ASSIGNMENT:
Search the records below for the line containing "What data populates". Write out that line and every line after it exactly as written.
____________________
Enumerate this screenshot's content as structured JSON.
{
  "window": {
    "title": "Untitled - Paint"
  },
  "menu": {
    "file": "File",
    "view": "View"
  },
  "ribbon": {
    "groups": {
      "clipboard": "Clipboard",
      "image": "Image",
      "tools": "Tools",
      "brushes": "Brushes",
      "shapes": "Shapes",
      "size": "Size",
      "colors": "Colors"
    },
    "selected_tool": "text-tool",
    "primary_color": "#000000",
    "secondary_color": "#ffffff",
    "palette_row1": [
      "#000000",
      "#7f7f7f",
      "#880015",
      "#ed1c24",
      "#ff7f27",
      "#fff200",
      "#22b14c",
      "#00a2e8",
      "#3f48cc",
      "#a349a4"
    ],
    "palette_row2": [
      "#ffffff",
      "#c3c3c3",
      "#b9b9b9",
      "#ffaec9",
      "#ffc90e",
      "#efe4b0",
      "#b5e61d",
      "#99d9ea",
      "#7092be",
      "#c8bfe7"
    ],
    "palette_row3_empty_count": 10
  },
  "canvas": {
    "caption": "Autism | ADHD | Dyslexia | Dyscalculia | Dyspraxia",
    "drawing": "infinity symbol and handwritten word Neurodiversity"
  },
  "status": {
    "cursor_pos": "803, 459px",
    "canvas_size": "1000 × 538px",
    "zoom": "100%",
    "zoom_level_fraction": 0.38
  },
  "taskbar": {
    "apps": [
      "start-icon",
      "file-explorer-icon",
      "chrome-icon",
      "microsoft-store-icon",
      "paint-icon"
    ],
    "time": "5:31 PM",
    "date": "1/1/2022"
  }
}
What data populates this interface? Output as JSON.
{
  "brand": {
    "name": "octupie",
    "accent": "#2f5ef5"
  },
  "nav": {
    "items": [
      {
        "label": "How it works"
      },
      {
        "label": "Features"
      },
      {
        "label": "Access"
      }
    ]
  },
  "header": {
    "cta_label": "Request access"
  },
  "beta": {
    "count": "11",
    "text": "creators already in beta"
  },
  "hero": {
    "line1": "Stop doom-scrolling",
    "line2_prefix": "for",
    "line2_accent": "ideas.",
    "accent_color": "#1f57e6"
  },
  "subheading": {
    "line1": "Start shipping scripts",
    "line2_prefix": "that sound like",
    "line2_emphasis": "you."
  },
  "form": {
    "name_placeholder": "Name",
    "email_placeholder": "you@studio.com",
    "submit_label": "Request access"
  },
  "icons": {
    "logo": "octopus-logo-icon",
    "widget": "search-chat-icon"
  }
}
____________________
ANSWER SPACE:
What data populates this interface? Output as JSON.
{
  "brand": {
    "name": "octupie",
    "accent": "#2f5ef5"
  },
  "nav": {
    "items": [
      {
        "label": "How it works"
      },
      {
        "label": "Features"
      },
      {
        "label": "Access"
      }
    ]
  },
  "header": {
    "cta_label": "Request access"
  },
  "beta": {
    "count": "11",
    "text": "creators already in beta"
  },
  "hero": {
    "line1": "Stop doom-scrolling",
    "line2_prefix": "for",
    "line2_accent": "ideas.",
    "accent_color": "#1f57e6"
  },
  "subheading": {
    "line1": "Start shipping scripts",
    "line2_prefix": "that sound like",
    "line2_emphasis": "you."
  },
  "form": {
    "name_placeholder": "Name",
    "email_placeholder": "you@studio.com",
    "submit_label": "Request access"
  },
  "icons": {
    "logo": "octopus-logo-icon",
    "widget": "search-chat-icon"
  }
}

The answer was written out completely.